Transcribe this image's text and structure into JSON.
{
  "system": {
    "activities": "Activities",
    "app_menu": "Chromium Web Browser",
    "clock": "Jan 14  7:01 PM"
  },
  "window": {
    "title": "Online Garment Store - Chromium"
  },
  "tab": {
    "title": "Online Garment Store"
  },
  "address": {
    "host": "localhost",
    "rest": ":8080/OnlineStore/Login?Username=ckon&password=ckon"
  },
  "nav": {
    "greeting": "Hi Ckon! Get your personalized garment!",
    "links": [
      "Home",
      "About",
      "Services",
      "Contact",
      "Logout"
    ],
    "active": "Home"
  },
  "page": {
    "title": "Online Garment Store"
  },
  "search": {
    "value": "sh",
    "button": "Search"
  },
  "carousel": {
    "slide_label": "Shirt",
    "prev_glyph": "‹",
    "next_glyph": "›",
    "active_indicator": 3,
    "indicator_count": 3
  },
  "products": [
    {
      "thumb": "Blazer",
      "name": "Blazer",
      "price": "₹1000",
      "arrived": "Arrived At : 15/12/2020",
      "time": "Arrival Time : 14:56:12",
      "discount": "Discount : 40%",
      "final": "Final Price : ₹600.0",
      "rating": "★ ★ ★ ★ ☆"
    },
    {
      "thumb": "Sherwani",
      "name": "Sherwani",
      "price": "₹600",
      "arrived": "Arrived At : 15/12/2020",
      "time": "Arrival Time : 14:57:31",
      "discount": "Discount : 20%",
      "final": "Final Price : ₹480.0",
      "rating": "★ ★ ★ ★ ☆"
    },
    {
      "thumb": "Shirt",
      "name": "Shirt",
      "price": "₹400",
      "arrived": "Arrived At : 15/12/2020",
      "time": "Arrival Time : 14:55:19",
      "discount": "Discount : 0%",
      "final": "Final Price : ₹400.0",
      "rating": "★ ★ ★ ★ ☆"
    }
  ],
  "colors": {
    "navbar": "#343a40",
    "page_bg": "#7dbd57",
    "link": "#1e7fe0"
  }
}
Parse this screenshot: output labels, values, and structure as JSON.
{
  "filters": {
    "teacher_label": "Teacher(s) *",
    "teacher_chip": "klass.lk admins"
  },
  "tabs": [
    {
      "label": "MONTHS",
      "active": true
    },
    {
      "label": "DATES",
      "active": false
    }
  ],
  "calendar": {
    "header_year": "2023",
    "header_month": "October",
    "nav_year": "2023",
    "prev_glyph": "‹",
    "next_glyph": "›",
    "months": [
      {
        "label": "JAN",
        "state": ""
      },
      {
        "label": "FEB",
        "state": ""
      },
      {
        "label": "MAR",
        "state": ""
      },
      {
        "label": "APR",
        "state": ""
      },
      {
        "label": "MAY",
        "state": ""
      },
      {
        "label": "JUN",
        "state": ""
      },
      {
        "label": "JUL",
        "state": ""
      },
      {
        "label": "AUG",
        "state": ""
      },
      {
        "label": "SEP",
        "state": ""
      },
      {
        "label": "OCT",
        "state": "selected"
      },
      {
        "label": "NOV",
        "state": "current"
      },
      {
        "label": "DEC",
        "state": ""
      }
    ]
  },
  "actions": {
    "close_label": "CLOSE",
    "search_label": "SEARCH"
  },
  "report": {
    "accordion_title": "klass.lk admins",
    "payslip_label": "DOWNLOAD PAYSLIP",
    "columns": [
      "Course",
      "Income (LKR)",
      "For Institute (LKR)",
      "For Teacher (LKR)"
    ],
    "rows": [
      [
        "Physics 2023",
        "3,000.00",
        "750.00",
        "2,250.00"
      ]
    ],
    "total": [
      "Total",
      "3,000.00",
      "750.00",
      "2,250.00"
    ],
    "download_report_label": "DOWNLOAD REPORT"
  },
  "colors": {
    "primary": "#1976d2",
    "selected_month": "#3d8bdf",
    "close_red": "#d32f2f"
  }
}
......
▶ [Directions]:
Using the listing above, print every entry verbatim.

▶ [Exercise solution]:
Transcribe this image's text and structure into JSON.
{
  "system": {
    "activities": "Activities",
    "app_menu": "Chromium Web Browser",
    "clock": "Jan 14  7:01 PM"
  },
  "window": {
    "title": "Online Garment Store - Chromium"
  },
  "tab": {
    "title": "Online Garment Store"
  },
  "address": {
    "host": "localhost",
    "rest": ":8080/OnlineStore/Login?Username=ckon&password=ckon"
  },
  "nav": {
    "greeting": "Hi Ckon! Get your personalized garment!",
    "links": [
      "Home",
      "About",
      "Services",
      "Contact",
      "Logout"
    ],
    "active": "Home"
  },
  "page": {
    "title": "Online Garment Store"
  },
  "search": {
    "value": "sh",
    "button": "Search"
  },
  "carousel": {
    "slide_label": "Shirt",
    "prev_glyph": "‹",
    "next_glyph": "›",
    "active_indicator": 3,
    "indicator_count": 3
  },
  "products": [
    {
      "thumb": "Blazer",
      "name": "Blazer",
      "price": "₹1000",
      "arrived": "Arrived At : 15/12/2020",
      "time": "Arrival Time : 14:56:12",
      "discount": "Discount : 40%",
      "final": "Final Price : ₹600.0",
      "rating": "★ ★ ★ ★ ☆"
    },
    {
      "thumb": "Sherwani",
      "name": "Sherwani",
      "price": "₹600",
      "arrived": "Arrived At : 15/12/2020",
      "time": "Arrival Time : 14:57:31",
      "discount": "Discount : 20%",
      "final": "Final Price : ₹480.0",
      "rating": "★ ★ ★ ★ ☆"
    },
    {
      "thumb": "Shirt",
      "name": "Shirt",
      "price": "₹400",
      "arrived": "Arrived At : 15/12/2020",
      "time": "Arrival Time : 14:55:19",
      "discount": "Discount : 0%",
      "final": "Final Price : ₹400.0",
      "rating": "★ ★ ★ ★ ☆"
    }
  ],
  "colors": {
    "navbar": "#343a40",
    "page_bg": "#7dbd57",
    "link": "#1e7fe0"
  }
}
Parse this screenshot: output labels, values, and structure as JSON.
{
  "filters": {
    "teacher_label": "Teacher(s) *",
    "teacher_chip": "klass.lk admins"
  },
  "tabs": [
    {
      "label": "MONTHS",
      "active": true
    },
    {
      "label": "DATES",
      "active": false
    }
  ],
  "calendar": {
    "header_year": "2023",
    "header_month": "October",
    "nav_year": "2023",
    "prev_glyph": "‹",
    "next_glyph": "›",
    "months": [
      {
        "label": "JAN",
        "state": ""
      },
      {
        "label": "FEB",
        "state": ""
      },
      {
        "label": "MAR",
        "state": ""
      },
      {
        "label": "APR",
        "state": ""
      },
      {
        "label": "MAY",
        "state": ""
      },
      {
        "label": "JUN",
        "state": ""
      },
      {
        "label": "JUL",
        "state": ""
      },
      {
        "label": "AUG",
        "state": ""
      },
      {
        "label": "SEP",
        "state": ""
      },
      {
        "label": "OCT",
        "state": "selected"
      },
      {
        "label": "NOV",
        "state": "current"
      },
      {
        "label": "DEC",
        "state": ""
      }
    ]
  },
  "actions": {
    "close_label": "CLOSE",
    "search_label": "SEARCH"
  },
  "report": {
    "accordion_title": "klass.lk admins",
    "payslip_label": "DOWNLOAD PAYSLIP",
    "columns": [
      "Course",
      "Income (LKR)",
      "For Institute (LKR)",
      "For Teacher (LKR)"
    ],
    "rows": [
      [
        "Physics 2023",
        "3,000.00",
        "750.00",
        "2,250.00"
      ]
    ],
    "total": [
      "Total",
      "3,000.00",
      "750.00",
      "2,250.00"
    ],
    "download_report_label": "DOWNLOAD REPORT"
  },
  "colors": {
    "primary": "#1976d2",
    "selected_month": "#3d8bdf",
    "close_red": "#d32f2f"
  }
}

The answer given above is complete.